Your instructions: Go through the data and copy each line that holds "Student".

Data shown:

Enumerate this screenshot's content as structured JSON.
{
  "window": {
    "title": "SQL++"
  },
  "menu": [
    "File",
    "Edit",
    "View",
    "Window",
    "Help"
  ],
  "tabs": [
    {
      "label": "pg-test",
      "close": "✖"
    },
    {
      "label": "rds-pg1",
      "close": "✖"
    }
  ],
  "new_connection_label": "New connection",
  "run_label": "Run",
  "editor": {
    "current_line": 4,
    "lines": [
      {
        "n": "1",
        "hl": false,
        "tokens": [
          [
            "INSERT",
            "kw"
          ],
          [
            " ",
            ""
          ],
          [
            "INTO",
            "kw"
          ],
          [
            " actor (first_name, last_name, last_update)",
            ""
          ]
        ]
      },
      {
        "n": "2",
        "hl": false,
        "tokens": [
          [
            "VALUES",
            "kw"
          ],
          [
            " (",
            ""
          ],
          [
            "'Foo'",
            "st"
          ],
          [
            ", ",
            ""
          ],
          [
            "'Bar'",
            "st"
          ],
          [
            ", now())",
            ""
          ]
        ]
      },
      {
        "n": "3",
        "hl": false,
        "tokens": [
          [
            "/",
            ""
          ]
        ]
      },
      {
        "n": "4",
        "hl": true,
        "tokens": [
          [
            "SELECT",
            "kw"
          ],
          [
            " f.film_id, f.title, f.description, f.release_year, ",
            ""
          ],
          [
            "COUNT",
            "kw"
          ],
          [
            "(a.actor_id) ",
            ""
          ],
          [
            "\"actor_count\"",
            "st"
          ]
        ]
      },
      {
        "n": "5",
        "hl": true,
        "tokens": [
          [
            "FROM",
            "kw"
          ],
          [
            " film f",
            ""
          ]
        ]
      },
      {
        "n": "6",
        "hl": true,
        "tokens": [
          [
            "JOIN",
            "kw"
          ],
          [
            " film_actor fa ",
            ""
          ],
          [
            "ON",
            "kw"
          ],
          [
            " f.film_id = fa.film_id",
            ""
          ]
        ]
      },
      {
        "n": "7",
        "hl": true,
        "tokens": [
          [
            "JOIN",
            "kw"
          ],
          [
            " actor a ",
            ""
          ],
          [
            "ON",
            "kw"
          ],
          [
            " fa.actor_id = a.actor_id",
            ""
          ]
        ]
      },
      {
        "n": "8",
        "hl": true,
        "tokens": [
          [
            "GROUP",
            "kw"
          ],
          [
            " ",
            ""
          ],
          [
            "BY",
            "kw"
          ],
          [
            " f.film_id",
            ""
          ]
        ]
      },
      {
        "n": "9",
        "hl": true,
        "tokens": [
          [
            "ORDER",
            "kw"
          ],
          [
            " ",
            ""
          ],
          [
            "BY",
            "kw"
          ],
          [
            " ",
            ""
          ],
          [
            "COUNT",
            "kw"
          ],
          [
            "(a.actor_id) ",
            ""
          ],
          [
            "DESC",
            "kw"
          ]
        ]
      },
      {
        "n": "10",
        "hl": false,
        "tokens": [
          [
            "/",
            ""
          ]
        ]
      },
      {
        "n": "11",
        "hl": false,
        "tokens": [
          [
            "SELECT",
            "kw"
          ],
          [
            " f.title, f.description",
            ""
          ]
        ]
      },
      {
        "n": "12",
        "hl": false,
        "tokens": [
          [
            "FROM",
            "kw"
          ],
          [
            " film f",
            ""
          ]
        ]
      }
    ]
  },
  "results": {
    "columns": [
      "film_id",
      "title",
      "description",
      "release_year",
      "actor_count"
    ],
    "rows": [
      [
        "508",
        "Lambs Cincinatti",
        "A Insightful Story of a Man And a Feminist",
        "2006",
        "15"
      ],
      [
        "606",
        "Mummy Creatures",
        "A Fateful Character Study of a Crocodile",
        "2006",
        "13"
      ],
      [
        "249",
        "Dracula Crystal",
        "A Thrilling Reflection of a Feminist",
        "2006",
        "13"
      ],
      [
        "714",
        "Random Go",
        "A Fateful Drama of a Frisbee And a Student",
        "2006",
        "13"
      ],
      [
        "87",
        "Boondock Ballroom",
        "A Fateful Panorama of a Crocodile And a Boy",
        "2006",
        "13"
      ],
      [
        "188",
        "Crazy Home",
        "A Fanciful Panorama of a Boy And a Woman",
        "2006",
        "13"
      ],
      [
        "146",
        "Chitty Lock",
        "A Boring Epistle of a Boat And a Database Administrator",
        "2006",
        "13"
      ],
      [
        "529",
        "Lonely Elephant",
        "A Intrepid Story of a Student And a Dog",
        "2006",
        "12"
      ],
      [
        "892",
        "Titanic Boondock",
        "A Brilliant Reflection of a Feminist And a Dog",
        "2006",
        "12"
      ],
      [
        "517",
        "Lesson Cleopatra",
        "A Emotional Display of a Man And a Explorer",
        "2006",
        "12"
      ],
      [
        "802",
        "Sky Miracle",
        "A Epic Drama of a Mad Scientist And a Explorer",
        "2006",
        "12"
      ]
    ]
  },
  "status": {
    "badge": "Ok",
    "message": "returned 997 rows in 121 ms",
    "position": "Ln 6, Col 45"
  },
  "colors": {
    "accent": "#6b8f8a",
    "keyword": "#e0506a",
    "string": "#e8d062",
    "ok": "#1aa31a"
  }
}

Answer below:
        "A Fateful Drama of a Frisbee And a Student",
        "A Intrepid Story of a Student And a Dog",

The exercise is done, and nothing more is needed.